» What you need to do: All of the data must be returned word for word.

» Dataset records:
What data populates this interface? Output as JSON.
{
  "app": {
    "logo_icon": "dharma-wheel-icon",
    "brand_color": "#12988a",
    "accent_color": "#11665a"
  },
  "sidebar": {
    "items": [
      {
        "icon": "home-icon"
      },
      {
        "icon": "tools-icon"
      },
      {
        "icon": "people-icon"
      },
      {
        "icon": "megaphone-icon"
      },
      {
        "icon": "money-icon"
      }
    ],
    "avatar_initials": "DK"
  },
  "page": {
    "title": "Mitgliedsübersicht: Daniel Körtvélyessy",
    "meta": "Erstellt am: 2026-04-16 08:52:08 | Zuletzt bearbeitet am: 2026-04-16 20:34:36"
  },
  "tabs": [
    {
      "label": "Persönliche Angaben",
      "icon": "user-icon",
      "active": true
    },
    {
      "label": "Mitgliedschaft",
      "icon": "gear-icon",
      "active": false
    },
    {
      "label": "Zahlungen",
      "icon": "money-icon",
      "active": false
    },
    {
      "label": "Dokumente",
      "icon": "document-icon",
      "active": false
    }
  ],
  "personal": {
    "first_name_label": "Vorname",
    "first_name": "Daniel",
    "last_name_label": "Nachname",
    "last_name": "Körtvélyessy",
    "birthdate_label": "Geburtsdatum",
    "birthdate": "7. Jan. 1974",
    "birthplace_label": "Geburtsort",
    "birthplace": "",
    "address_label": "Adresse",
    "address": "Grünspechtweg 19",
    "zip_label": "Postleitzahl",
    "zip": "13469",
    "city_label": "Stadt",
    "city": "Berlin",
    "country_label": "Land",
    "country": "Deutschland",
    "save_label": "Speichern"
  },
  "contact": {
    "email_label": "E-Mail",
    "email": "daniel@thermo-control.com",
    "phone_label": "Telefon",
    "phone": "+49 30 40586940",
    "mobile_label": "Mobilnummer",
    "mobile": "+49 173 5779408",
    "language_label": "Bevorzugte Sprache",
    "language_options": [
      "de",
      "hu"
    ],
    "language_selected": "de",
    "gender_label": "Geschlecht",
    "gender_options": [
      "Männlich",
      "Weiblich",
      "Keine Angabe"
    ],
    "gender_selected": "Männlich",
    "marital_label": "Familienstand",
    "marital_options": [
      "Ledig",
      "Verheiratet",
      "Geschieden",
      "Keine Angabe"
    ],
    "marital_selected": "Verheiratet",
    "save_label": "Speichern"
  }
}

» Reply to the exercise:
What data populates this interface? Output as JSON.
{
  "app": {
    "logo_icon": "dharma-wheel-icon",
    "brand_color": "#12988a",
    "accent_color": "#11665a"
  },
  "sidebar": {
    "items": [
      {
        "icon": "home-icon"
      },
      {
        "icon": "tools-icon"
      },
      {
        "icon": "people-icon"
      },
      {
        "icon": "megaphone-icon"
      },
      {
        "icon": "money-icon"
      }
    ],
    "avatar_initials": "DK"
  },
  "page": {
    "title": "Mitgliedsübersicht: Daniel Körtvélyessy",
    "meta": "Erstellt am: 2026-04-16 08:52:08 | Zuletzt bearbeitet am: 2026-04-16 20:34:36"
  },
  "tabs": [
    {
      "label": "Persönliche Angaben",
      "icon": "user-icon",
      "active": true
    },
    {
      "label": "Mitgliedschaft",
      "icon": "gear-icon",
      "active": false
    },
    {
      "label": "Zahlungen",
      "icon": "money-icon",
      "active": false
    },
    {
      "label": "Dokumente",
      "icon": "document-icon",
      "active": false
    }
  ],
  "personal": {
    "first_name_label": "Vorname",
    "first_name": "Daniel",
    "last_name_label": "Nachname",
    "last_name": "Körtvélyessy",
    "birthdate_label": "Geburtsdatum",
    "birthdate": "7. Jan. 1974",
    "birthplace_label": "Geburtsort",
    "birthplace": "",
    "address_label": "Adresse",
    "address": "Grünspechtweg 19",
    "zip_label": "Postleitzahl",
    "zip": "13469",
    "city_label": "Stadt",
    "city": "Berlin",
    "country_label": "Land",
    "country": "Deutschland",
    "save_label": "Speichern"
  },
  "contact": {
    "email_label": "E-Mail",
    "email": "daniel@thermo-control.com",
    "phone_label": "Telefon",
    "phone": "+49 30 40586940",
    "mobile_label": "Mobilnummer",
    "mobile": "+49 173 5779408",
    "language_label": "Bevorzugte Sprache",
    "language_options": [
      "de",
      "hu"
    ],
    "language_selected": "de",
    "gender_label": "Geschlecht",
    "gender_options": [
      "Männlich",
      "Weiblich",
      "Keine Angabe"
    ],
    "gender_selected": "Männlich",
    "marital_label": "Familienstand",
    "marital_options": [
      "Ledig",
      "Verheiratet",
      "Geschieden",
      "Keine Angabe"
    ],
    "marital_selected": "Verheiratet",
    "save_label": "Speichern"
  }
}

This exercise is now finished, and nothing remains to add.